▶ **Data listing**:
==============================

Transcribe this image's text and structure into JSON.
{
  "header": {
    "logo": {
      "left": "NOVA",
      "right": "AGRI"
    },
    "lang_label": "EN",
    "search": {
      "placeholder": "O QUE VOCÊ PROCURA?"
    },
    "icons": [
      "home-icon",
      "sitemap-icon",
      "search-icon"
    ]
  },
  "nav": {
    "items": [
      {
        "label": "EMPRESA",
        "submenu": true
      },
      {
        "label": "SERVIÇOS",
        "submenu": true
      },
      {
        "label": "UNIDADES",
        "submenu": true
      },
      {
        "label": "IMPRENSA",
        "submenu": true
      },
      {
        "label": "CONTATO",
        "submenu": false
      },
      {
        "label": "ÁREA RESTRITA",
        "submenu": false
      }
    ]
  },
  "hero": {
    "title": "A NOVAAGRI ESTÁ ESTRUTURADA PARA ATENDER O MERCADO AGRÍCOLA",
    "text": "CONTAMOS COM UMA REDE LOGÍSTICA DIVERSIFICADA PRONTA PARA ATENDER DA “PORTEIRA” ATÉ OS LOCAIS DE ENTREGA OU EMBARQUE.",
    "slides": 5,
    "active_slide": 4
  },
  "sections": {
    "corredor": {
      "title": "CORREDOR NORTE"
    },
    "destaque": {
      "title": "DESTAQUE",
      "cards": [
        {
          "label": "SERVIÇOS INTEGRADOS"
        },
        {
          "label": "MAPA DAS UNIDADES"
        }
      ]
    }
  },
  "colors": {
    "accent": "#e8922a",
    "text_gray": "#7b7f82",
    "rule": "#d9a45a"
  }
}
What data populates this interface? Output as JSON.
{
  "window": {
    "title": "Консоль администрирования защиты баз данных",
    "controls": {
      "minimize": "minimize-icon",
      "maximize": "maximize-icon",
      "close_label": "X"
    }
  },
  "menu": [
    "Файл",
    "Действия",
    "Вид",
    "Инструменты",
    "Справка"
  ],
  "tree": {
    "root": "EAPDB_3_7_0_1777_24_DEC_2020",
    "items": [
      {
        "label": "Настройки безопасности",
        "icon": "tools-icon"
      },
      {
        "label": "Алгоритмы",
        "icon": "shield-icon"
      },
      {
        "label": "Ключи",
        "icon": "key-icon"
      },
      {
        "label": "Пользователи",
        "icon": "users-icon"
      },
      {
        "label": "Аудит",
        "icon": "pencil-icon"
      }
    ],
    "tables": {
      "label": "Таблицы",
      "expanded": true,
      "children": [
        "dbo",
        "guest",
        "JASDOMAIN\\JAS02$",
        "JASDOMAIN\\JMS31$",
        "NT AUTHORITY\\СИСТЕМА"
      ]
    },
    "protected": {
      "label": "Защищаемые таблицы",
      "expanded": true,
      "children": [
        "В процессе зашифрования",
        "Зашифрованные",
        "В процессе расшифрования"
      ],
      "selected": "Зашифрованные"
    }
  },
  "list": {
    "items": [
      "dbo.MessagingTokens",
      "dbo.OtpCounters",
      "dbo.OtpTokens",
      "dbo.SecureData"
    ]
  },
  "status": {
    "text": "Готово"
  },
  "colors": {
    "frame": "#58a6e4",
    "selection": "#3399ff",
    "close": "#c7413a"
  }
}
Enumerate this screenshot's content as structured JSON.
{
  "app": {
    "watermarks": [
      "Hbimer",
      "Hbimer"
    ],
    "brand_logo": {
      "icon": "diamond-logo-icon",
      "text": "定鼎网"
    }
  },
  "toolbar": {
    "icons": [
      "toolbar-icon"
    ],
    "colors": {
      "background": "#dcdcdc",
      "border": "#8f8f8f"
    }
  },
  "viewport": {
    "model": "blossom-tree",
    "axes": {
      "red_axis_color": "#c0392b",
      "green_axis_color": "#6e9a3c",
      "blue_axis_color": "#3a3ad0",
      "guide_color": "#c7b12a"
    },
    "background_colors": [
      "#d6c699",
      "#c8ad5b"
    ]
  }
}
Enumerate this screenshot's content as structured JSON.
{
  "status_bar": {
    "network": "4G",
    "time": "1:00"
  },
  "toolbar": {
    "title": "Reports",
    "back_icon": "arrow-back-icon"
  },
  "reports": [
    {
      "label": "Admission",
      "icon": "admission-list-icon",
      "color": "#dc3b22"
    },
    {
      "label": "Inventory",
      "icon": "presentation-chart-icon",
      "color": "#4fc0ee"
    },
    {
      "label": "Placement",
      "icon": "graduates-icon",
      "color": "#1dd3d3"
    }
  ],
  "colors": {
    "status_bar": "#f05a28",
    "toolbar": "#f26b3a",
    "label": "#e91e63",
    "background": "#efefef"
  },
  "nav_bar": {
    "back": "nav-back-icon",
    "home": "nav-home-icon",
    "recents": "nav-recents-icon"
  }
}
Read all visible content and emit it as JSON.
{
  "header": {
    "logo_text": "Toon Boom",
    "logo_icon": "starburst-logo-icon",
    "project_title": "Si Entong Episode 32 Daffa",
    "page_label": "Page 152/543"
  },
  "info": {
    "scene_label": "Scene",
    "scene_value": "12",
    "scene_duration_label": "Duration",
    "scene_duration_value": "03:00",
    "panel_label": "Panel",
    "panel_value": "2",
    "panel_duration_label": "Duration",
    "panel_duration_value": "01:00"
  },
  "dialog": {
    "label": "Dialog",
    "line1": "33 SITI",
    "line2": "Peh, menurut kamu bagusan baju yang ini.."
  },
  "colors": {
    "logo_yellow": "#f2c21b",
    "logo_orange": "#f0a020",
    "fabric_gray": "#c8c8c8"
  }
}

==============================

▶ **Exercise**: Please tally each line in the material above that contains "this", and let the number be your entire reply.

▶ **Expected answer**: 4